Exercise brief >> Look through the records and copy each line with the string "Controlador" in it.

━━━━━ Recorded information ━━━━━

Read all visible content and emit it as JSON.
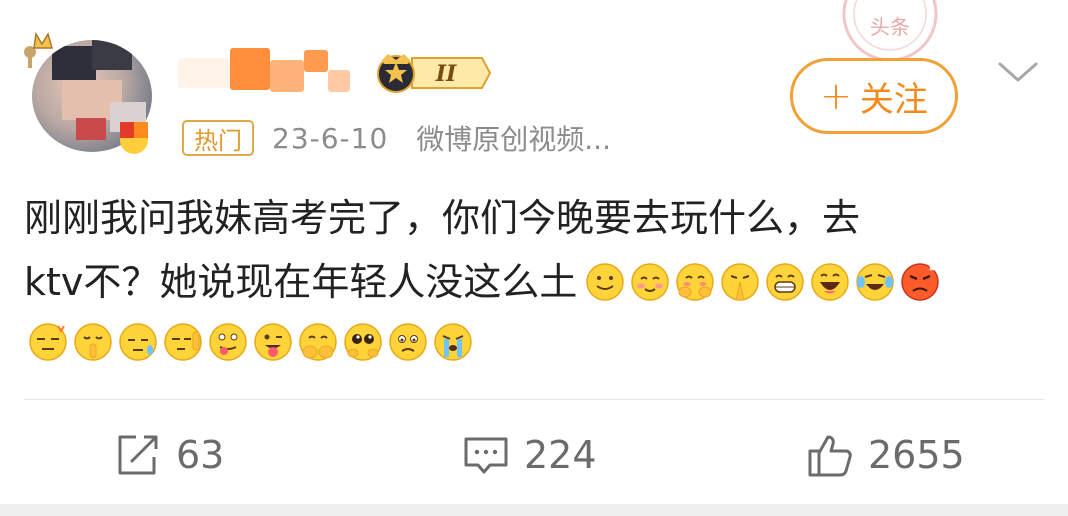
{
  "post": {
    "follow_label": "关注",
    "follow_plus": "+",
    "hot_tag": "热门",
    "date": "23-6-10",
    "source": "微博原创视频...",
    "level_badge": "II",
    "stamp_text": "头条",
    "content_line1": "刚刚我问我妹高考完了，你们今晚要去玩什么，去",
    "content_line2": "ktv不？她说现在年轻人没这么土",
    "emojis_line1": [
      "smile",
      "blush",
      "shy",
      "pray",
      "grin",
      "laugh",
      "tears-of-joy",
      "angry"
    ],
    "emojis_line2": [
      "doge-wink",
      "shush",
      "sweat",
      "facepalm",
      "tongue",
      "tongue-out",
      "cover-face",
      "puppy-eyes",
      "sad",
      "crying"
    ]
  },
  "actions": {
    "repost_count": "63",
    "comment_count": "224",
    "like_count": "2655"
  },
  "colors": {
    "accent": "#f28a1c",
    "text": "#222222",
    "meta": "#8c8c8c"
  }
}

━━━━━
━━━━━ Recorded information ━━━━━

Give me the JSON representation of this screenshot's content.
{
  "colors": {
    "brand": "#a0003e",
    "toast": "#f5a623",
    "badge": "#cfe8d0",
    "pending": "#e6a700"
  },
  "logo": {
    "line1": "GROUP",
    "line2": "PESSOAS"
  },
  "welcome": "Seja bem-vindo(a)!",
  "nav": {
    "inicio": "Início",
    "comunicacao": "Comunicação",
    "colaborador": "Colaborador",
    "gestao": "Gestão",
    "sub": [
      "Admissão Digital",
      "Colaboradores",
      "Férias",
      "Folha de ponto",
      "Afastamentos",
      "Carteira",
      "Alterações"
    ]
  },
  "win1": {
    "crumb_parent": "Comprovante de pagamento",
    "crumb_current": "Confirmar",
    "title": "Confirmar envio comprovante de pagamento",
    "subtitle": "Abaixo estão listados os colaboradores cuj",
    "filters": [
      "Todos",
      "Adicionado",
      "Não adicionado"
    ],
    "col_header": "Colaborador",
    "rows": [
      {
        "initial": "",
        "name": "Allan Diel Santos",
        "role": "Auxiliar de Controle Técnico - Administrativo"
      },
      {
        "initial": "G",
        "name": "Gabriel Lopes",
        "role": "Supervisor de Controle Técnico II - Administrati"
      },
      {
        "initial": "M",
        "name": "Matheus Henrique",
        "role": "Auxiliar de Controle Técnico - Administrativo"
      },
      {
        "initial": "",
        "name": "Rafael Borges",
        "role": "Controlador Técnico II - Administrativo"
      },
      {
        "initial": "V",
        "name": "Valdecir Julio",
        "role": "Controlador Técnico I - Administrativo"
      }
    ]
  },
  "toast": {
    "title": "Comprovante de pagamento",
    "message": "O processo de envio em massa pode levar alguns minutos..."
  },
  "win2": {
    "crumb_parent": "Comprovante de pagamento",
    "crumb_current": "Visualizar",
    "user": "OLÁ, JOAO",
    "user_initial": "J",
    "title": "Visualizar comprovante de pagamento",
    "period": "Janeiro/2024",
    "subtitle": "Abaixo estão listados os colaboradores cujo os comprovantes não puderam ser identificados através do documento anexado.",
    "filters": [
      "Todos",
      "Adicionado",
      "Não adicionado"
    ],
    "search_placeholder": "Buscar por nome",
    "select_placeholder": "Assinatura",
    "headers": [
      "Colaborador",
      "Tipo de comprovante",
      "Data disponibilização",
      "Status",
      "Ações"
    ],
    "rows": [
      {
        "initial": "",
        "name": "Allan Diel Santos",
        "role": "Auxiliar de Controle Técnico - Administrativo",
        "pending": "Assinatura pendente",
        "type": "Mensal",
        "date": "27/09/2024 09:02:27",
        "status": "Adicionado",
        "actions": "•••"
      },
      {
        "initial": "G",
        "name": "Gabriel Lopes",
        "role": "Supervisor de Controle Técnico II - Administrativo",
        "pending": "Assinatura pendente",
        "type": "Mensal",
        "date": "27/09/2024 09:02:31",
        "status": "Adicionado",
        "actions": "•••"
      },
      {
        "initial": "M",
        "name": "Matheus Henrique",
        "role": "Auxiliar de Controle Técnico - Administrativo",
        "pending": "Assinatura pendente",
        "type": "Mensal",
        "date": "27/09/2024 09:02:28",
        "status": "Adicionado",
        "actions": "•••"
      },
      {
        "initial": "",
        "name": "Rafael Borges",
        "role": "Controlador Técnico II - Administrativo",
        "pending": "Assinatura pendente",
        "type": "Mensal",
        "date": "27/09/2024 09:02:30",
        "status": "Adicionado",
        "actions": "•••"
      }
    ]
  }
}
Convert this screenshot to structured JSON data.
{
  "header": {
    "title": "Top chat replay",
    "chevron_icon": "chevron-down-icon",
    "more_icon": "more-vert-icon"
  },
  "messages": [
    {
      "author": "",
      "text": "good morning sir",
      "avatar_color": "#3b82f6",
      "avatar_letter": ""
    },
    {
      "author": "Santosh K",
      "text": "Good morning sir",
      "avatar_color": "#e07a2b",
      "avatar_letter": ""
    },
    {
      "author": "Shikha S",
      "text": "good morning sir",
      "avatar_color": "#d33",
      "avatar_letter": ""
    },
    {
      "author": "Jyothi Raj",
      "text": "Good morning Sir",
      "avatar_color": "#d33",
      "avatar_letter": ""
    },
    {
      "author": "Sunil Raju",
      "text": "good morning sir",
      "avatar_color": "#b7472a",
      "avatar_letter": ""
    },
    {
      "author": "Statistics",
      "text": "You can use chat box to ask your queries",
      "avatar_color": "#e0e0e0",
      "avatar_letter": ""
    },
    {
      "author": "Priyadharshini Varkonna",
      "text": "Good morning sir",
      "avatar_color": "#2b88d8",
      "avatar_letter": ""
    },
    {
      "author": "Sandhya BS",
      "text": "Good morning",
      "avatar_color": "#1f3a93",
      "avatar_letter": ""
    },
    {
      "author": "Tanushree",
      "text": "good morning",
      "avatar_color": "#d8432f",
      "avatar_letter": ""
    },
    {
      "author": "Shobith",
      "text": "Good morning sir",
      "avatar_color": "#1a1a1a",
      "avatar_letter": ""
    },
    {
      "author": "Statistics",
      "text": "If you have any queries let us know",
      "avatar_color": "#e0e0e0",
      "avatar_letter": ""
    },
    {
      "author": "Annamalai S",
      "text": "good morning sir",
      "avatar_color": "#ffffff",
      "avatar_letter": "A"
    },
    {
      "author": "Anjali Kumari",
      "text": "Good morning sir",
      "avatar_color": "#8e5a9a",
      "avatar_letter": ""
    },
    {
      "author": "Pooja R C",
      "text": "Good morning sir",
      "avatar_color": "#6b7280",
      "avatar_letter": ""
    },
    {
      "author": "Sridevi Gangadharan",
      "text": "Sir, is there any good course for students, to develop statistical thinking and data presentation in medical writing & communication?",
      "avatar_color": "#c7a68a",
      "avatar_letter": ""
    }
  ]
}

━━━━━

Response to the exercise >>
        "role": "Controlador Técnico II - Administrativo"
        "role": "Controlador Técnico I - Administrativo"
        "role": "Controlador Técnico II - Administrativo",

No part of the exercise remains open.